there are no open joints or cracks and that
windows, doors and other points of entry are
securely covered to prevent entry of water into the
A. Water-soak a test area of approximately 100 SF:
1. Hang or support a 1/2-inch plastic pipe water spray
array under a designated section to thoroughly and
uniformly wet the area, soften any gypsum
encrustation, and prepare it for final rinsing off
with a plain water pressure washing.
2. Connect the spray array to a building water hydrant
with 5/8-inch garden hose as required.
3. Fit the plastic pipe array with four to six fixed
fine spray or mist garden sprinkler heads to cover
the area and wet all face and side surfaces.
4. Provide a mechanical or electric timer control
valve with adjustable time settings, lawn sprinkler
type, with the capability of cycling the spray
water on and off continuously for four hour cycles,
or other timed periods as directed, 24-hours per
B. Following approval of the test installation, operate the
water soak test spray system for a 24 hour period with a
repeat test as directed.
C. Follow the 24 hour water soaking by a plain water
pressure washing (see 04400-01-P for guidance).
1. The Contracting Officer should record the
effectiveness of the cleaning.
2. As Contracting Officer directs, include a repeat
test cleaning on the same area, with a different
timed cycle for sprays, for up to an additional 48
hour period followed by the same pressure wash
rinse and Contracting Officer's observation.
3. The repeat test may be waived by the Contracting
Officer if the initial test results are conclusive.
D. Following approval of the test cleaning, spray the
masonry with a fine mist of water over a prolonged period
of time under the conditions approved by the Contracting
Officer and the RHPO.
1. The spray should never be pointed directly at the
surface.
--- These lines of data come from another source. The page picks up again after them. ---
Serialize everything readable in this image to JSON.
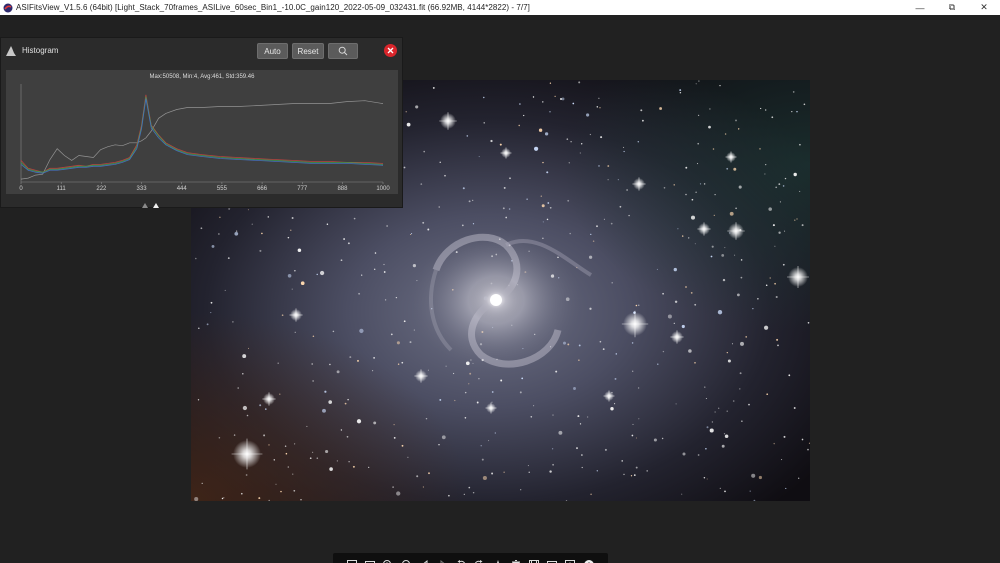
{
  "window": {
    "title": "ASIFitsView_V1.5.6 (64bit) [Light_Stack_70frames_ASILive_60sec_Bin1_-10.0C_gain120_2022-05-09_032431.fit (66.92MB, 4144*2822) - 7/7]",
    "minimize_label": "—",
    "maximize_label": "⧉",
    "close_label": "✕"
  },
  "histogram": {
    "title": "Histogram",
    "auto_label": "Auto",
    "reset_label": "Reset",
    "stats": "Max:50508, Min:4, Avg:461, Std:359.46",
    "x_ticks": [
      "0",
      "111",
      "222",
      "333",
      "444",
      "555",
      "666",
      "777",
      "888",
      "1000"
    ],
    "series_colors": {
      "red": "#c8433f",
      "green": "#3f9f4e",
      "blue": "#4672c8",
      "luminance": "#d8d8d8"
    }
  },
  "chart_data": {
    "type": "line",
    "x": [
      0,
      20,
      40,
      60,
      80,
      100,
      120,
      140,
      160,
      180,
      200,
      220,
      240,
      260,
      280,
      300,
      320,
      333,
      345,
      360,
      380,
      400,
      430,
      460,
      500,
      550,
      600,
      650,
      700,
      750,
      800,
      850,
      900,
      950,
      1000
    ],
    "series": [
      {
        "values": [
          3,
          4,
          7,
          8,
          23,
          34,
          27,
          22,
          27,
          26,
          25,
          33,
          36,
          38,
          37,
          40,
          40,
          42,
          45,
          52,
          65,
          70,
          74,
          76,
          76,
          77,
          77,
          78,
          79,
          80,
          80,
          80,
          82,
          83,
          80
        ]
      },
      {
        "values": [
          22,
          14,
          12,
          10,
          14,
          14,
          15,
          16,
          17,
          16,
          18,
          18,
          19,
          20,
          22,
          25,
          38,
          58,
          89,
          58,
          48,
          40,
          34,
          30,
          28,
          26,
          25,
          24,
          23,
          22,
          21,
          21,
          20,
          20,
          19
        ]
      },
      {
        "values": [
          20,
          13,
          11,
          10,
          13,
          13,
          14,
          15,
          16,
          16,
          17,
          17,
          18,
          19,
          21,
          24,
          36,
          56,
          87,
          57,
          47,
          39,
          33,
          29,
          27,
          25,
          24,
          23,
          22,
          21,
          20,
          20,
          20,
          19,
          18
        ]
      },
      {
        "values": [
          18,
          12,
          10,
          9,
          12,
          12,
          13,
          14,
          15,
          15,
          16,
          16,
          17,
          18,
          20,
          23,
          34,
          54,
          85,
          55,
          45,
          38,
          32,
          28,
          26,
          24,
          23,
          22,
          21,
          20,
          19,
          19,
          19,
          18,
          17
        ]
      }
    ],
    "xlim": [
      0,
      1000
    ],
    "xticks": [
      "0",
      "111",
      "222",
      "333",
      "444",
      "555",
      "666",
      "777",
      "888",
      "1000"
    ],
    "grid": false
  },
  "toolbar": {
    "icons": [
      "fit-to-window-icon",
      "actual-size-icon",
      "zoom-in-icon",
      "zoom-out-icon",
      "previous-icon",
      "next-icon",
      "rotate-left-icon",
      "rotate-right-icon",
      "histogram-icon",
      "delete-icon",
      "save-icon",
      "compare-icon",
      "info-icon",
      "add-icon"
    ]
  },
  "viewer": {
    "image_name": "m101-pinwheel-galaxy-image"
  }
}
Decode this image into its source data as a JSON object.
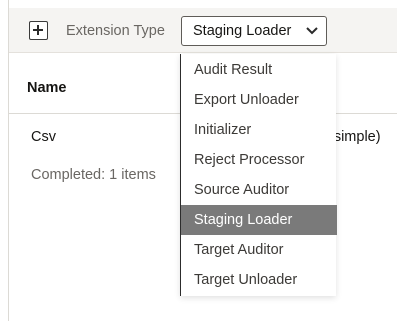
{
  "toolbar": {
    "add_icon": "plus-square-icon",
    "extension_type_label": "Extension Type",
    "select_value": "Staging Loader",
    "chevron_icon": "chevron-down-icon"
  },
  "table": {
    "columns": [
      "Name",
      ""
    ],
    "rows": [
      {
        "name": "Csv",
        "type": "(simple)"
      }
    ],
    "status": "Completed: 1 items"
  },
  "dropdown": {
    "options": [
      "Audit Result",
      "Export Unloader",
      "Initializer",
      "Reject Processor",
      "Source Auditor",
      "Staging Loader",
      "Target Auditor",
      "Target Unloader"
    ],
    "selected": "Staging Loader"
  },
  "colors": {
    "toolbar_bg": "#f5f4f2",
    "selected_option_bg": "#7a7a7a",
    "text": "#161513",
    "muted_text": "#6a6763"
  }
}
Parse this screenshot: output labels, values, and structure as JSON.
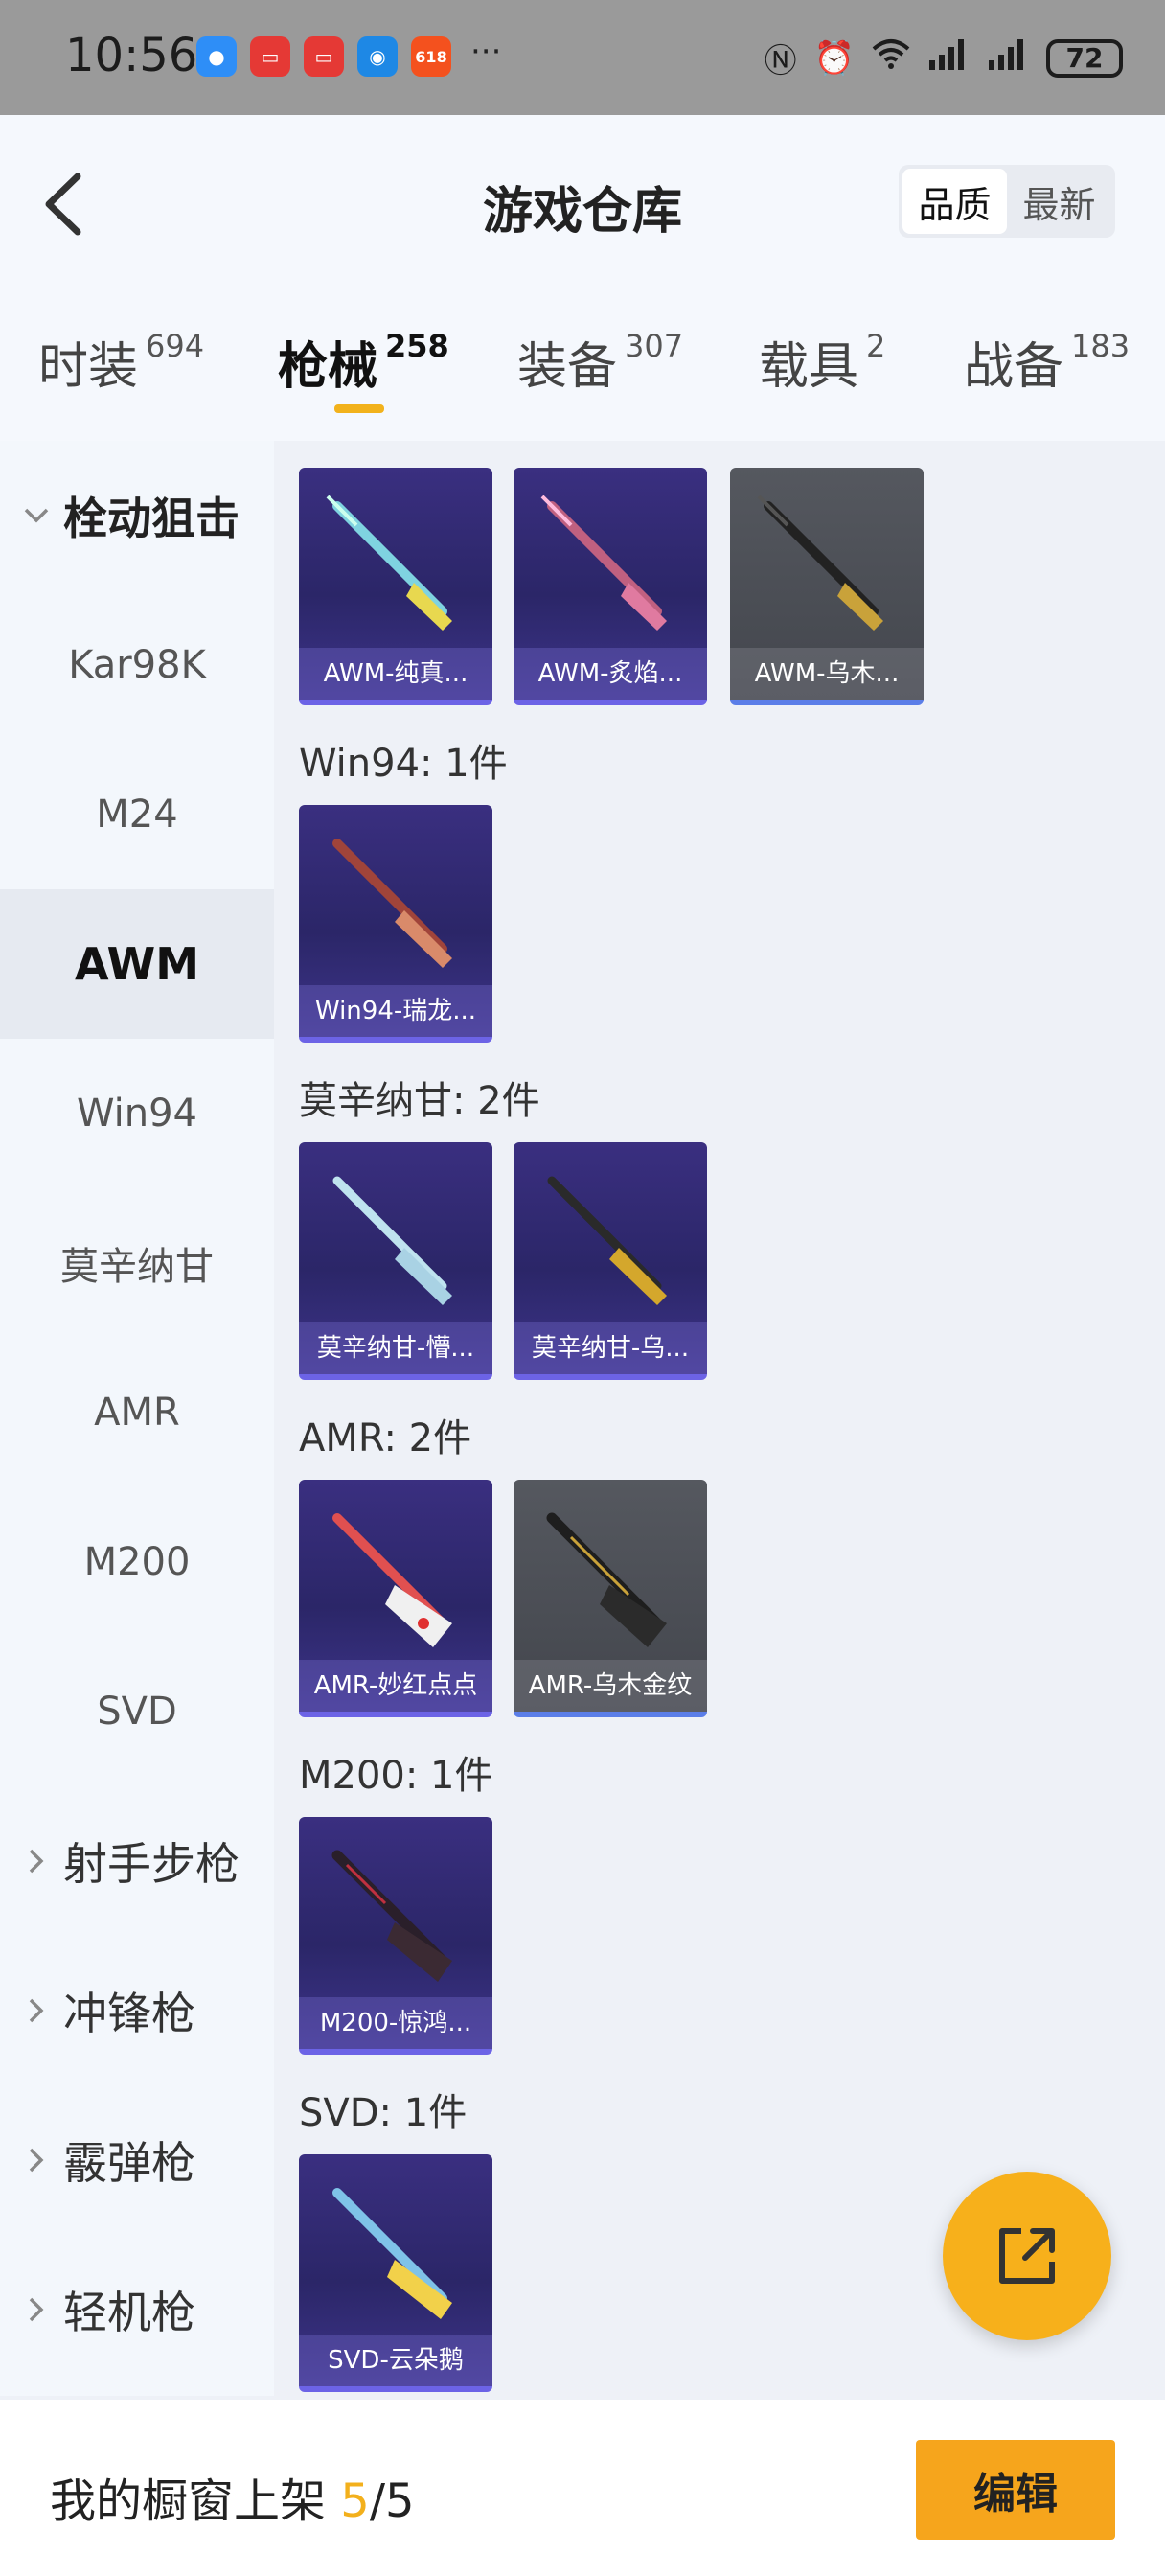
{
  "status_bar": {
    "time": "10:56",
    "app_badge": "618",
    "more": "···",
    "battery": "72"
  },
  "header": {
    "title": "游戏仓库",
    "sort": {
      "quality": "品质",
      "newest": "最新",
      "active": "quality"
    }
  },
  "tabs": [
    {
      "label": "时装",
      "count": "694"
    },
    {
      "label": "枪械",
      "count": "258",
      "active": true
    },
    {
      "label": "装备",
      "count": "307"
    },
    {
      "label": "载具",
      "count": "2"
    },
    {
      "label": "战备",
      "count": "183"
    }
  ],
  "sidebar": {
    "group_open": "栓动狙击",
    "items": [
      "Kar98K",
      "M24",
      "AWM",
      "Win94",
      "莫辛纳甘",
      "AMR",
      "M200",
      "SVD"
    ],
    "active_item": "AWM",
    "groups": [
      "射手步枪",
      "冲锋枪",
      "霰弹枪",
      "轻机枪"
    ]
  },
  "sections": [
    {
      "label": "",
      "items": [
        {
          "name": "AWM-纯真...",
          "rarity": "purple"
        },
        {
          "name": "AWM-炙焰...",
          "rarity": "purple"
        },
        {
          "name": "AWM-乌木...",
          "rarity": "gray"
        }
      ]
    },
    {
      "label": "Win94: 1件",
      "items": [
        {
          "name": "Win94-瑞龙...",
          "rarity": "purple"
        }
      ]
    },
    {
      "label": "莫辛纳甘: 2件",
      "items": [
        {
          "name": "莫辛纳甘-懵...",
          "rarity": "purple"
        },
        {
          "name": "莫辛纳甘-乌...",
          "rarity": "purple"
        }
      ]
    },
    {
      "label": "AMR: 2件",
      "items": [
        {
          "name": "AMR-妙红点点",
          "rarity": "purple"
        },
        {
          "name": "AMR-乌木金纹",
          "rarity": "gray"
        }
      ]
    },
    {
      "label": "M200: 1件",
      "items": [
        {
          "name": "M200-惊鸿...",
          "rarity": "purple"
        }
      ]
    },
    {
      "label": "SVD: 1件",
      "items": [
        {
          "name": "SVD-云朵鹅",
          "rarity": "purple"
        }
      ]
    }
  ],
  "bottom": {
    "showcase_label": "我的橱窗上架",
    "current": "5",
    "separator": "/",
    "total": "5",
    "edit_label": "编辑"
  },
  "icons": {
    "back": "back-arrow-icon",
    "chevron_down": "chevron-down-icon",
    "chevron_right": "chevron-right-icon",
    "share": "share-external-icon"
  },
  "colors": {
    "accent": "#f6a51c",
    "purple_card": "#2b2668",
    "gray_card": "#43464d"
  }
}
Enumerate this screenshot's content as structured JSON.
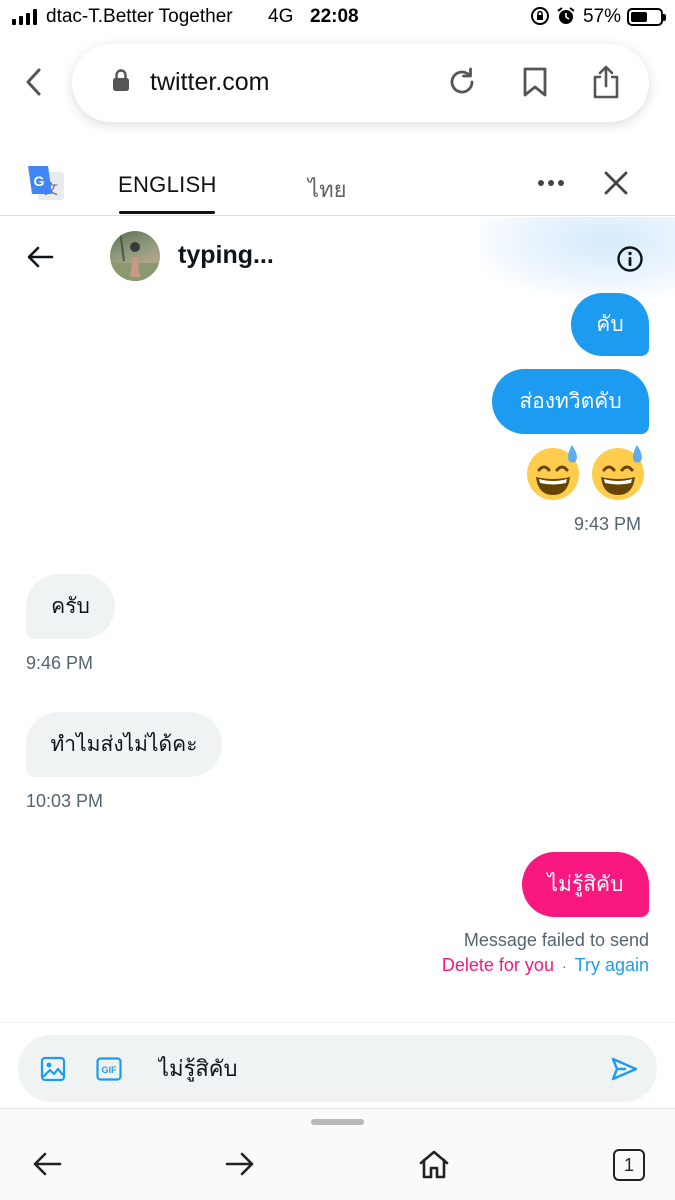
{
  "status_bar": {
    "carrier": "dtac-T.Better Together",
    "network": "4G",
    "time": "22:08",
    "battery_percent": "57%",
    "battery_level": 0.57
  },
  "browser": {
    "url": "twitter.com",
    "icons": [
      "lock-icon",
      "reload-icon",
      "bookmark-icon",
      "share-icon"
    ]
  },
  "translate_bar": {
    "tab_english": "ENGLISH",
    "tab_thai": "ไทย",
    "selected": "ENGLISH"
  },
  "conversation": {
    "name": "typing..."
  },
  "messages": [
    {
      "direction": "sent",
      "text": "คับ"
    },
    {
      "direction": "sent",
      "text": "ส่องทวิตคับ"
    },
    {
      "direction": "sent",
      "emoji": "😅😅",
      "time": "9:43 PM"
    },
    {
      "direction": "received",
      "text": "ครับ",
      "time": "9:46 PM"
    },
    {
      "direction": "received",
      "text": "ทำไมส่งไม่ได้คะ",
      "time": "10:03 PM"
    },
    {
      "direction": "sent",
      "status": "failed",
      "text": "ไม่รู้สิคับ"
    }
  ],
  "failed_notice": {
    "text": "Message failed to send",
    "delete_label": "Delete for you",
    "separator": "·",
    "retry_label": "Try again"
  },
  "composer": {
    "value": "ไม่รู้สิคับ"
  },
  "bottom_toolbar": {
    "tab_count": "1"
  },
  "colors": {
    "sent_bubble": "#1d9bf0",
    "received_bubble": "#eff3f4",
    "failed_bubble": "#f91880",
    "muted_text": "#536471"
  }
}
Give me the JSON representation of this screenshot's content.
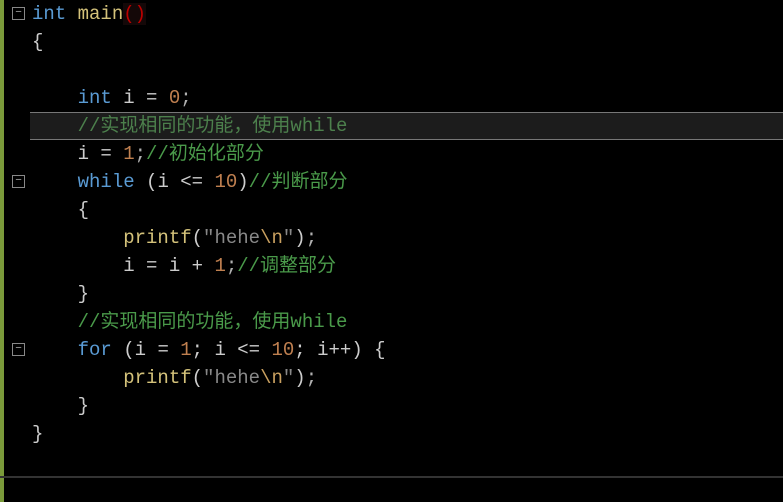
{
  "code": {
    "l1_kw": "int",
    "l1_fn": "main",
    "l1_paren": "()",
    "l2_brace": "{",
    "l3_empty": "",
    "l4_kw": "int",
    "l4_id": " i = ",
    "l4_num": "0",
    "l4_semi": ";",
    "l5_cmt": "//实现相同的功能，使用while",
    "l6_lhs": "i = ",
    "l6_num": "1",
    "l6_semi": ";",
    "l6_cmt": "//初始化部分",
    "l7_kw": "while",
    "l7_open": " (",
    "l7_expr": "i <= ",
    "l7_num": "10",
    "l7_close": ")",
    "l7_cmt": "//判断部分",
    "l8_brace": "{",
    "l9_fn": "printf",
    "l9_open": "(",
    "l9_str1": "\"hehe",
    "l9_esc": "\\n",
    "l9_str2": "\"",
    "l9_close": ")",
    "l9_semi": ";",
    "l10_lhs": "i = i + ",
    "l10_num": "1",
    "l10_semi": ";",
    "l10_cmt": "//调整部分",
    "l11_brace": "}",
    "l12_cmt": "//实现相同的功能，使用while",
    "l13_kw": "for",
    "l13_open": " (",
    "l13_p1": "i = ",
    "l13_n1": "1",
    "l13_p2": "; i <= ",
    "l13_n2": "10",
    "l13_p3": "; i++",
    "l13_close": ")",
    "l13_brace": " {",
    "l14_fn": "printf",
    "l14_open": "(",
    "l14_str1": "\"hehe",
    "l14_esc": "\\n",
    "l14_str2": "\"",
    "l14_close": ")",
    "l14_semi": ";",
    "l15_brace": "}",
    "l16_brace": "}"
  }
}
The spray should be fine and use
approximately 110 to 140 liters of water per hour
(45 liters per hour for delicate detailing).
2. Prolonged saturation with water will eventually
loosen any heavy dirt or crusts (it may take from
4-6 hours to a week or more).
3. When the dirt has softened, remove it by hand-scrubbing
with non-metallic brushes or by using a moderate-pressure
water wash (see 04400-01-P); Use a wooden scraper to
remove heavy sulphate crusts.
END OF SECTION